Exercise instructions - Your answer must be an exact copy of all the entries.

Records excerpted from a collection -
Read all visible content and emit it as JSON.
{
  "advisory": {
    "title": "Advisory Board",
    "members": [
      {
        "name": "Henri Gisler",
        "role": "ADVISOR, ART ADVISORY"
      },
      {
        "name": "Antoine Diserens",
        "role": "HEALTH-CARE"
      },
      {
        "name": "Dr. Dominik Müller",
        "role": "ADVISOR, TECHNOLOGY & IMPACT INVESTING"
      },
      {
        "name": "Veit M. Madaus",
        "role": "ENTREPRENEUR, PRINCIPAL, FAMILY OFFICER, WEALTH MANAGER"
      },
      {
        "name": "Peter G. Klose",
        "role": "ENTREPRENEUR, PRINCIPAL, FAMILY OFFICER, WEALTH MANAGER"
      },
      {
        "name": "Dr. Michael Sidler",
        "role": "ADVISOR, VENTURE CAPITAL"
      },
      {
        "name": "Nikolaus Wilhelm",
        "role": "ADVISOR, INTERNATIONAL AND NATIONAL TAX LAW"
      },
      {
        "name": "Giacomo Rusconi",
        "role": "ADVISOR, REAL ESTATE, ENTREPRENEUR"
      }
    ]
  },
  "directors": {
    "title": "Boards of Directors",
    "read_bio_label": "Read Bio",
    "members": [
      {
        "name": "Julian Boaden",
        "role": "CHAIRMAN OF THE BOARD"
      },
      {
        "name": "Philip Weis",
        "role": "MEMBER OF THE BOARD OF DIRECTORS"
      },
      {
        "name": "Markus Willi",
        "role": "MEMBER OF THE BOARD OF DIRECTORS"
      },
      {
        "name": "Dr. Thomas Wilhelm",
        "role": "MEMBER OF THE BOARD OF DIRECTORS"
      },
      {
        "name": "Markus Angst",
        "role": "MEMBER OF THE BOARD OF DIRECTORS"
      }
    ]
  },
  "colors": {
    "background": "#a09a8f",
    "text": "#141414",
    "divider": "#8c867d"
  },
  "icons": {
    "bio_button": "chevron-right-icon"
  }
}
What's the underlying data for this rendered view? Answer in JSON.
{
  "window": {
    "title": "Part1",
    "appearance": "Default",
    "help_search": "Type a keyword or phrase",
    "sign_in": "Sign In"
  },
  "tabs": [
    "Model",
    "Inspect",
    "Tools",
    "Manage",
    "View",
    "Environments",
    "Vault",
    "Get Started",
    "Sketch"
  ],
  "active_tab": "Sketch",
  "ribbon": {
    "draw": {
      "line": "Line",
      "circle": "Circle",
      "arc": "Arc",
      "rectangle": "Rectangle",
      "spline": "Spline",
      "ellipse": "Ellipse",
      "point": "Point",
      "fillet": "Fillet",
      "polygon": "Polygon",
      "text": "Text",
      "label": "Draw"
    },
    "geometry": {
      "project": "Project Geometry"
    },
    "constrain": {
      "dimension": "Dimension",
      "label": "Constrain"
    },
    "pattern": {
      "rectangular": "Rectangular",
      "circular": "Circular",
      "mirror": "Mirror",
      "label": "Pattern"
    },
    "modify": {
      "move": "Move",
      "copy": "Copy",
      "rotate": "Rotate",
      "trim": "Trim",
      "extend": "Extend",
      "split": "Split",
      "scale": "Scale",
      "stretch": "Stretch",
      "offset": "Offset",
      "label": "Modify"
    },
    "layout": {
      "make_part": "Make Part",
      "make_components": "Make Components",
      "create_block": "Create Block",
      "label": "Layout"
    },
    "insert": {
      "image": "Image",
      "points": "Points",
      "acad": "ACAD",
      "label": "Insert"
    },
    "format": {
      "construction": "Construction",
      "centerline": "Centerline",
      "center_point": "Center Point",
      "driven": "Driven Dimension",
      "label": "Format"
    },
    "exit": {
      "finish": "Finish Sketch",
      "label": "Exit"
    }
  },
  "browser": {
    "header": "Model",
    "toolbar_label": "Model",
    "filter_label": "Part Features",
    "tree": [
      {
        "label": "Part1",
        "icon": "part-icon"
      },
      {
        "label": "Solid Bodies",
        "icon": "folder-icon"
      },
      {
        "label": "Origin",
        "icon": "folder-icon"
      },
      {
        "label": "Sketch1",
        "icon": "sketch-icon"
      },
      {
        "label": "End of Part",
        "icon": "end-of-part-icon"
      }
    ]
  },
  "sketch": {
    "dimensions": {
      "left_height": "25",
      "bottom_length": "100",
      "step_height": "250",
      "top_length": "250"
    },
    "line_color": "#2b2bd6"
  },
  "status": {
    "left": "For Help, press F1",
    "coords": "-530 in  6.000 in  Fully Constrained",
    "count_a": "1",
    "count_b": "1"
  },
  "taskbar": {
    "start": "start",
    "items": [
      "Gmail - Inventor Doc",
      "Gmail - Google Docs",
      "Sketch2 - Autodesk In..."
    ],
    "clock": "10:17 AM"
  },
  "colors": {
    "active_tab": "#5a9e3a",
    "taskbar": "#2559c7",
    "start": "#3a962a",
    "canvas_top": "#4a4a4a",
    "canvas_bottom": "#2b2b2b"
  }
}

Solution to this problem -
Read all visible content and emit it as JSON.
{
  "advisory": {
    "title": "Advisory Board",
    "members": [
      {
        "name": "Henri Gisler",
        "role": "ADVISOR, ART ADVISORY"
      },
      {
        "name": "Antoine Diserens",
        "role": "HEALTH-CARE"
      },
      {
        "name": "Dr. Dominik Müller",
        "role": "ADVISOR, TECHNOLOGY & IMPACT INVESTING"
      },
      {
        "name": "Veit M. Madaus",
        "role": "ENTREPRENEUR, PRINCIPAL, FAMILY OFFICER, WEALTH MANAGER"
      },
      {
        "name": "Peter G. Klose",
        "role": "ENTREPRENEUR, PRINCIPAL, FAMILY OFFICER, WEALTH MANAGER"
      },
      {
        "name": "Dr. Michael Sidler",
        "role": "ADVISOR, VENTURE CAPITAL"
      },
      {
        "name": "Nikolaus Wilhelm",
        "role": "ADVISOR, INTERNATIONAL AND NATIONAL TAX LAW"
      },
      {
        "name": "Giacomo Rusconi",
        "role": "ADVISOR, REAL ESTATE, ENTREPRENEUR"
      }
    ]
  },
  "directors": {
    "title": "Boards of Directors",
    "read_bio_label": "Read Bio",
    "members": [
      {
        "name": "Julian Boaden",
        "role": "CHAIRMAN OF THE BOARD"
      },
      {
        "name": "Philip Weis",
        "role": "MEMBER OF THE BOARD OF DIRECTORS"
      },
      {
        "name": "Markus Willi",
        "role": "MEMBER OF THE BOARD OF DIRECTORS"
      },
      {
        "name": "Dr. Thomas Wilhelm",
        "role": "MEMBER OF THE BOARD OF DIRECTORS"
      },
      {
        "name": "Markus Angst",
        "role": "MEMBER OF THE BOARD OF DIRECTORS"
      }
    ]
  },
  "colors": {
    "background": "#a09a8f",
    "text": "#141414",
    "divider": "#8c867d"
  },
  "icons": {
    "bio_button": "chevron-right-icon"
  }
}
What's the underlying data for this rendered view? Answer in JSON.
{
  "window": {
    "title": "Part1",
    "appearance": "Default",
    "help_search": "Type a keyword or phrase",
    "sign_in": "Sign In"
  },
  "tabs": [
    "Model",
    "Inspect",
    "Tools",
    "Manage",
    "View",
    "Environments",
    "Vault",
    "Get Started",
    "Sketch"
  ],
  "active_tab": "Sketch",
  "ribbon": {
    "draw": {
      "line": "Line",
      "circle": "Circle",
      "arc": "Arc",
      "rectangle": "Rectangle",
      "spline": "Spline",
      "ellipse": "Ellipse",
      "point": "Point",
      "fillet": "Fillet",
      "polygon": "Polygon",
      "text": "Text",
      "label": "Draw"
    },
    "geometry": {
      "project": "Project Geometry"
    },
    "constrain": {
      "dimension": "Dimension",
      "label": "Constrain"
    },
    "pattern": {
      "rectangular": "Rectangular",
      "circular": "Circular",
      "mirror": "Mirror",
      "label": "Pattern"
    },
    "modify": {
      "move": "Move",
      "copy": "Copy",
      "rotate": "Rotate",
      "trim": "Trim",
      "extend": "Extend",
      "split": "Split",
      "scale": "Scale",
      "stretch": "Stretch",
      "offset": "Offset",
      "label": "Modify"
    },
    "layout": {
      "make_part": "Make Part",
      "make_components": "Make Components",
      "create_block": "Create Block",
      "label": "Layout"
    },
    "insert": {
      "image": "Image",
      "points": "Points",
      "acad": "ACAD",
      "label": "Insert"
    },
    "format": {
      "construction": "Construction",
      "centerline": "Centerline",
      "center_point": "Center Point",
      "driven": "Driven Dimension",
      "label": "Format"
    },
    "exit": {
      "finish": "Finish Sketch",
      "label": "Exit"
    }
  },
  "browser": {
    "header": "Model",
    "toolbar_label": "Model",
    "filter_label": "Part Features",
    "tree": [
      {
        "label": "Part1",
        "icon": "part-icon"
      },
      {
        "label": "Solid Bodies",
        "icon": "folder-icon"
      },
      {
        "label": "Origin",
        "icon": "folder-icon"
      },
      {
        "label": "Sketch1",
        "icon": "sketch-icon"
      },
      {
        "label": "End of Part",
        "icon": "end-of-part-icon"
      }
    ]
  },
  "sketch": {
    "dimensions": {
      "left_height": "25",
      "bottom_length": "100",
      "step_height": "250",
      "top_length": "250"
    },
    "line_color": "#2b2bd6"
  },
  "status": {
    "left": "For Help, press F1",
    "coords": "-530 in  6.000 in  Fully Constrained",
    "count_a": "1",
    "count_b": "1"
  },
  "taskbar": {
    "start": "start",
    "items": [
      "Gmail - Inventor Doc",
      "Gmail - Google Docs",
      "Sketch2 - Autodesk In..."
    ],
    "clock": "10:17 AM"
  },
  "colors": {
    "active_tab": "#5a9e3a",
    "taskbar": "#2559c7",
    "start": "#3a962a",
    "canvas_top": "#4a4a4a",
    "canvas_bottom": "#2b2b2b"
  }
}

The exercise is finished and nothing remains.